Segment Start: DATASET ENTRIES

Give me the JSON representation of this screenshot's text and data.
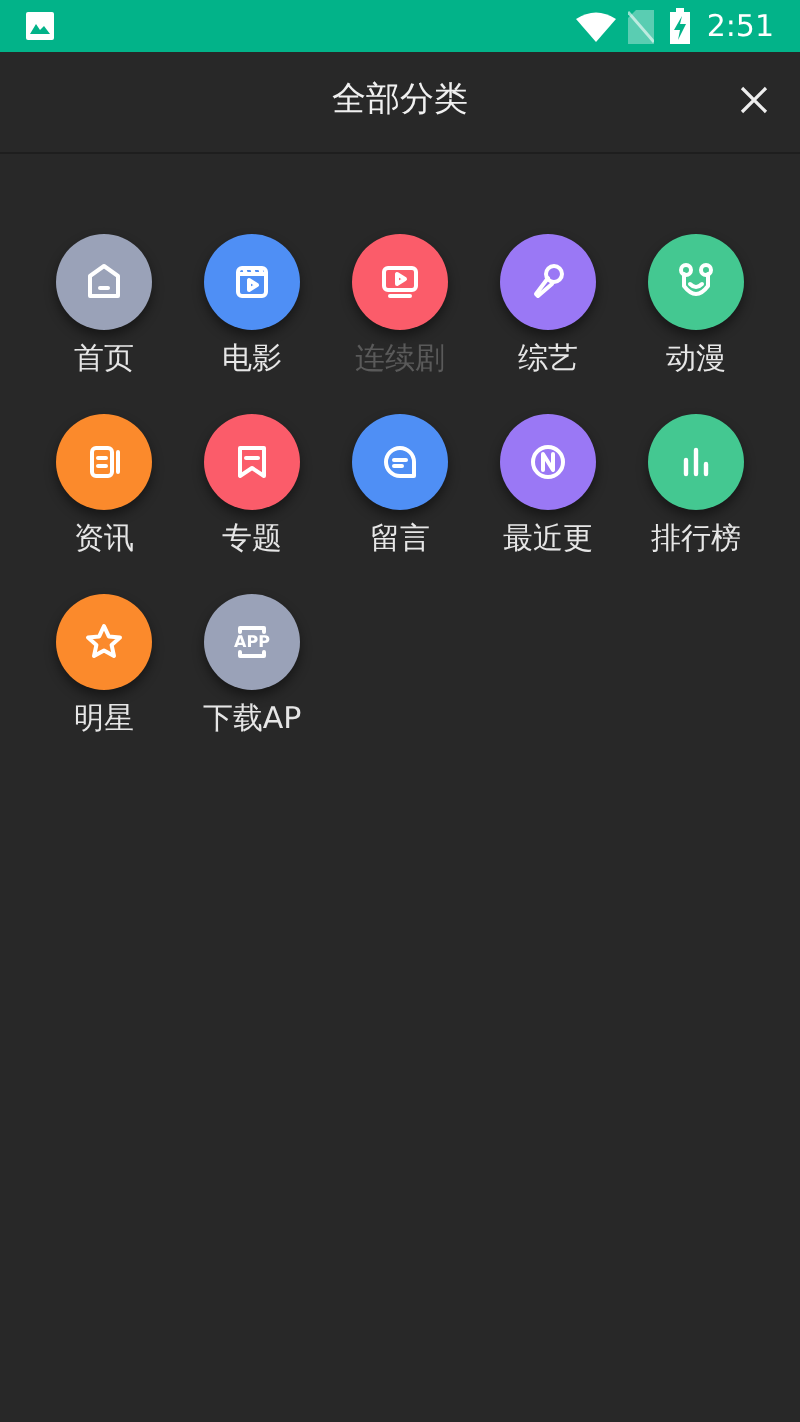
{
  "status_bar": {
    "time": "2:51"
  },
  "header": {
    "title": "全部分类"
  },
  "categories": [
    {
      "label": "首页",
      "kind": "home",
      "color": "#9aa2b8",
      "dimmed": false
    },
    {
      "label": "电影",
      "kind": "film",
      "color": "#4f8ff5",
      "dimmed": false
    },
    {
      "label": "连续剧",
      "kind": "tv",
      "color": "#fb5c6a",
      "dimmed": true
    },
    {
      "label": "综艺",
      "kind": "mic",
      "color": "#9a78f5",
      "dimmed": false
    },
    {
      "label": "动漫",
      "kind": "bear",
      "color": "#44c891",
      "dimmed": false
    },
    {
      "label": "资讯",
      "kind": "news",
      "color": "#fb8a2c",
      "dimmed": false
    },
    {
      "label": "专题",
      "kind": "bookmark",
      "color": "#fb5c6a",
      "dimmed": false
    },
    {
      "label": "留言",
      "kind": "chat",
      "color": "#4f8ff5",
      "dimmed": false
    },
    {
      "label": "最近更",
      "kind": "new",
      "color": "#9a78f5",
      "dimmed": false
    },
    {
      "label": "排行榜",
      "kind": "chart",
      "color": "#44c891",
      "dimmed": false
    },
    {
      "label": "明星",
      "kind": "star",
      "color": "#fb8a2c",
      "dimmed": false
    },
    {
      "label": "下载AP",
      "kind": "app",
      "color": "#9aa2b8",
      "dimmed": false,
      "icon_text": "APP"
    }
  ]
}
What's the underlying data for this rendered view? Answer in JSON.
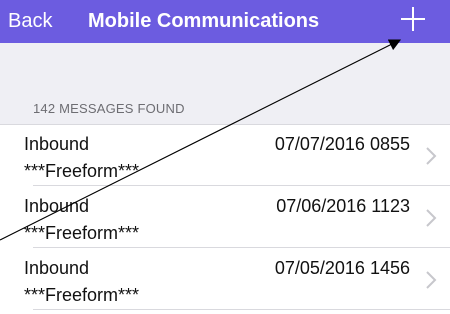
{
  "navbar": {
    "back_label": "Back",
    "title": "Mobile Communications",
    "add_icon": "plus-icon",
    "color": "#6c5ce0"
  },
  "list": {
    "count_header": "142 MESSAGES FOUND",
    "items": [
      {
        "direction": "Inbound",
        "type": "***Freeform***",
        "datetime": "07/07/2016 0855"
      },
      {
        "direction": "Inbound",
        "type": "***Freeform***",
        "datetime": "07/06/2016 1123"
      },
      {
        "direction": "Inbound",
        "type": "***Freeform***",
        "datetime": "07/05/2016 1456"
      }
    ],
    "chevron_icon": "chevron-right-icon"
  }
}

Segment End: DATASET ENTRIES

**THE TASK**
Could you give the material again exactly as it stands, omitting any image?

**ANSWER FOR THIS EXERCISE**
Give me the JSON representation of this screenshot's text and data.
{
  "status_bar": {
    "time": "2:51"
  },
  "header": {
    "title": "全部分类"
  },
  "categories": [
    {
      "label": "首页",
      "kind": "home",
      "color": "#9aa2b8",
      "dimmed": false
    },
    {
      "label": "电影",
      "kind": "film",
      "color": "#4f8ff5",
      "dimmed": false
    },
    {
      "label": "连续剧",
      "kind": "tv",
      "color": "#fb5c6a",
      "dimmed": true
    },
    {
      "label": "综艺",
      "kind": "mic",
      "color": "#9a78f5",
      "dimmed": false
    },
    {
      "label": "动漫",
      "kind": "bear",
      "color": "#44c891",
      "dimmed": false
    },
    {
      "label": "资讯",
      "kind": "news",
      "color": "#fb8a2c",
      "dimmed": false
    },
    {
      "label": "专题",
      "kind": "bookmark",
      "color": "#fb5c6a",
      "dimmed": false
    },
    {
      "label": "留言",
      "kind": "chat",
      "color": "#4f8ff5",
      "dimmed": false
    },
    {
      "label": "最近更",
      "kind": "new",
      "color": "#9a78f5",
      "dimmed": false
    },
    {
      "label": "排行榜",
      "kind": "chart",
      "color": "#44c891",
      "dimmed": false
    },
    {
      "label": "明星",
      "kind": "star",
      "color": "#fb8a2c",
      "dimmed": false
    },
    {
      "label": "下载AP",
      "kind": "app",
      "color": "#9aa2b8",
      "dimmed": false,
      "icon_text": "APP"
    }
  ]
}
What's the underlying data for this rendered view? Answer in JSON.
{
  "navbar": {
    "back_label": "Back",
    "title": "Mobile Communications",
    "add_icon": "plus-icon",
    "color": "#6c5ce0"
  },
  "list": {
    "count_header": "142 MESSAGES FOUND",
    "items": [
      {
        "direction": "Inbound",
        "type": "***Freeform***",
        "datetime": "07/07/2016 0855"
      },
      {
        "direction": "Inbound",
        "type": "***Freeform***",
        "datetime": "07/06/2016 1123"
      },
      {
        "direction": "Inbound",
        "type": "***Freeform***",
        "datetime": "07/05/2016 1456"
      }
    ],
    "chevron_icon": "chevron-right-icon"
  }
}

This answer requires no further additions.